Mexico's International Trade Agenda for 2017
International events such as "Brexit," the United States' potential withdrawal from the Trans Pacific Partnership Agreement (TPP) or the possibility of renegotiating the North American Free Trade Agreement (NAFTA) are all extremely relevant for Mexico's economy – which has the fourth-largest gross domestic product (GDP) in the Americas and the 15th-largest GDP in the world1. The Mexican economy rests heavily on its exports, making 2017 a particularly challenging year for Mexico's international trade agenda during this last year of the current administration. In 2018, Mexico will hold federal elections to designate a new president and Congress.
The Mexican international trade agenda will be most likely occupied by existing negotiations – such as the modernization of the European Union (EU)-Mexico Global Agreement2 – as well as with current trade issues such as China's steel overcapacity3 and the sugar export restrictions imposed on Mexican exports to the U.S.4, but there are certain likely events that deserve a close examination:
- likely formalization of the United Kingdom's exit from the EU – widely known as "Brexit" – a formal invocation of Article 50 of the Lisbon Treaty that may have an impact in the current free trade agreement (FTA) negotiations with the EU and also may require bilateral negotiations with the UK
- renegotiation of NAFTA or a possible U.S. withdrawal5
- formal U.S. withdrawal from the TPP6 and/or possible revival of the initiative in a different format – with or without the U.S.
- surge of trade protectionist measures, not only through the adoption of additional unilateral measures allowed under international trade agreements, either by Mexico or against Mexican exports, such as antidumping and countervailing duties, but also through more aggressive unilateral actions (customs duties increases, safeguards investigations, tax or export restrictions, etc.), all of which may result in additional dispute settlement proceedings under the World Trade Organization (WTO) or bilateral FTAs – such as NAFTA Chapter XIX– and investment treaties
- increase activism by Mexico to diversify its export destinations and foreign direct investment sources, particularly with China, Korea and Japan, to expand and increase trade flows. (Mexico already has an FTA with Japan, has explored the possibility of an FTA with Korea and has not formally expressed yet any interest to negotiate with China7)
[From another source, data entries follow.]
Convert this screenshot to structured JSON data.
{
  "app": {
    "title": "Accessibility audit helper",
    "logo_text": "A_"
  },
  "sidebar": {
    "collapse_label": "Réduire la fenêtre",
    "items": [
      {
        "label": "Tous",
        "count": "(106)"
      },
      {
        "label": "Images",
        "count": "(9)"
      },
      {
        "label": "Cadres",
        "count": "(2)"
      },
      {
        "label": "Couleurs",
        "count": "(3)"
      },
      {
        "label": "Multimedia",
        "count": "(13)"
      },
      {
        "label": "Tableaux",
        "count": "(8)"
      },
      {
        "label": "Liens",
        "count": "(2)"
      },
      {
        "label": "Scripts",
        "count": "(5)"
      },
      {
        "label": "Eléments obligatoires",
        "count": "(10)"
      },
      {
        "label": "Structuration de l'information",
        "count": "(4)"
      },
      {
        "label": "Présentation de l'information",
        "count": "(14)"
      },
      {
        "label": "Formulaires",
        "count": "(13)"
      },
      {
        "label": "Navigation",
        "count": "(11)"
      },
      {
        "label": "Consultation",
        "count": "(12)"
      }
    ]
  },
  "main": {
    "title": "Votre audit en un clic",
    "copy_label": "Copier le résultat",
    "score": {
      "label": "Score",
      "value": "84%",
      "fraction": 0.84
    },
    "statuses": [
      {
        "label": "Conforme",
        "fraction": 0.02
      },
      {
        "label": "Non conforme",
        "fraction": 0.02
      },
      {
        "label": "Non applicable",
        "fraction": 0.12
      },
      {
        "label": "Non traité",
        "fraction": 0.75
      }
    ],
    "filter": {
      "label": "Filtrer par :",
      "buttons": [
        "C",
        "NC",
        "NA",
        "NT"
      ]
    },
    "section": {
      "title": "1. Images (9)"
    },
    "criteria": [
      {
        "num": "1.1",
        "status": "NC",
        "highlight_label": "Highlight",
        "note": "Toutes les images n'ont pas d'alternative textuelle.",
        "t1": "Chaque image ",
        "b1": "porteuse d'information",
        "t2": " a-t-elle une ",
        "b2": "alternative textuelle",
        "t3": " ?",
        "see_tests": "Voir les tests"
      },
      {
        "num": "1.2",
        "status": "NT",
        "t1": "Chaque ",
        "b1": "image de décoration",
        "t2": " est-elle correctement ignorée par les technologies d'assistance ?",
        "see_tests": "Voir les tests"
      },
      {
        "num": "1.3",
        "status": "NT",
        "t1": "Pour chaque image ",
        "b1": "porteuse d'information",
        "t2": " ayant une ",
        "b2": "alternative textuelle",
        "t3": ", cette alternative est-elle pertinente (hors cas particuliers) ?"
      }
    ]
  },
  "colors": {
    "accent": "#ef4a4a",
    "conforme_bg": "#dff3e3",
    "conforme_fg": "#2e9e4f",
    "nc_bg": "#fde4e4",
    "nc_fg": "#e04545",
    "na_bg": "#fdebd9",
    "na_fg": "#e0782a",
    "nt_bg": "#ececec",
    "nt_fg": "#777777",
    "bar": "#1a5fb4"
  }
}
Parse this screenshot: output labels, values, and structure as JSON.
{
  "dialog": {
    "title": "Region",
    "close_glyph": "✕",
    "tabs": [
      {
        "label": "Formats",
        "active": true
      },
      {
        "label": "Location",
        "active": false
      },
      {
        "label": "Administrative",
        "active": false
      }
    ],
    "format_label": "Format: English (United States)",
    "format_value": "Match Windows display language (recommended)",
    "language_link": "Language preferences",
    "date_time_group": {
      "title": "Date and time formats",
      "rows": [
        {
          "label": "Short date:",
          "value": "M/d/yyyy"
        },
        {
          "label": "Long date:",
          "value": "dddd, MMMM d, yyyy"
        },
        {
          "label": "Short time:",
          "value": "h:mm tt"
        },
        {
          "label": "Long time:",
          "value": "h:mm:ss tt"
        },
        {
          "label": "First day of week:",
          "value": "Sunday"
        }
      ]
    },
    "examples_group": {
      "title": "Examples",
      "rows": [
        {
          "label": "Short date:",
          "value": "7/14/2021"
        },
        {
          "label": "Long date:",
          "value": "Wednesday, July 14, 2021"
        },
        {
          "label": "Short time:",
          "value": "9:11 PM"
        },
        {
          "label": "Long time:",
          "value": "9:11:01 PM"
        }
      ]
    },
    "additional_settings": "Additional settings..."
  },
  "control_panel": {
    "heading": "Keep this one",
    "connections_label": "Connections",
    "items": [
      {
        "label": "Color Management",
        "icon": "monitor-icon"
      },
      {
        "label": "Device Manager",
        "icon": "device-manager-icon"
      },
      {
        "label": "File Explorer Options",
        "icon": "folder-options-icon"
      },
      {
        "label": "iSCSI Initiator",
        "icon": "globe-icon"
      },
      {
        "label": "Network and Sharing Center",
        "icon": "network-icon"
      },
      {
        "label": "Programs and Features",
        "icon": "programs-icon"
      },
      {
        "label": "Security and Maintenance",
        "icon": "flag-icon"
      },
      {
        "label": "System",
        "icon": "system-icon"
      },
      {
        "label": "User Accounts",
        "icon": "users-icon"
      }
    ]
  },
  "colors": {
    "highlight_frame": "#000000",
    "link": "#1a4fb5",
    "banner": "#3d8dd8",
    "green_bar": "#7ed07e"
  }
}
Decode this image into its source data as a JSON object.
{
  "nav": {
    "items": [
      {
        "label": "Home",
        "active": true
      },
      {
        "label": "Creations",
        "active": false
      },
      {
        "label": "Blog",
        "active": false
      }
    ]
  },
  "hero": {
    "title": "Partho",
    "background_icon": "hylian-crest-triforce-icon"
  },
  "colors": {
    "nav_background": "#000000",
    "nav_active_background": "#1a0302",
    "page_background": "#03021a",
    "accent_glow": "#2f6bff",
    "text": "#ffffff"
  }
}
- increased pressure by China to obtain recognition from Mexico as a market economy, which could have a serious impact on new antidumping investigations and on the 27 existing antidumping duty orders against Chinese products (out of the current 52 products that are subject to antidumping orders in Mexico)8; China recently filed for consultations with the EU and the U.S. under the WTO to address this matter9
On its own, 2017 will be a busy, uncertain year for Mexico's trade agenda. The uncertainty over Mexico's relationship with the U.S. will add additional stress to the system. While the debate will continue to rage in the U.S. as to whether NAFTA was a good trade deal for the U.S., NAFTA brought benefits to Mexico that created a more stable neighbor for the U.S.
Holland & Knight's offices in Mexico, the U.S. and abroad continue to monitor international trade and investment issues to inform clients of how potential regulatory and policy changes could affect their interests. If you have any questions, please contact us.
2 See EU report on the second round of negotiations. Other existing trade negotiations by Mexico are taking place with Jordan, Turkey, European Free Trade Association (EFTA) countries and WTO's General Agreement on Trade in Services.
4 See Mexico's Antidumping and Countervailing Suspension Agreements.
5 See Holland & Knight alert: What Might Be Next for U.S.-Mexico Bilateral Trade After the Election?
6 See Holland & Knight alert: Is the Trans-Pacific Partnership Still Possible Without the United States?
7 Other Latin American countries have already signed trade deals with China (Chile, Costa Rica and Peru) or are currently exploring such a possibility (Colombia), and three countries are already trading partners of Mexico under the "Pacific Alliance" treaty (Chile, Colombia and Peru).
Information contained in this alert is for the general education and knowledge of our readers. It is not designed to be, and should not be used as, the sole source of information when analyzing and resolving a legal problem. Moreover, the laws of each jurisdiction are different and are constantly changing. If you have specific questions regarding a particular fact situation, we urge you to consult competent legal counsel.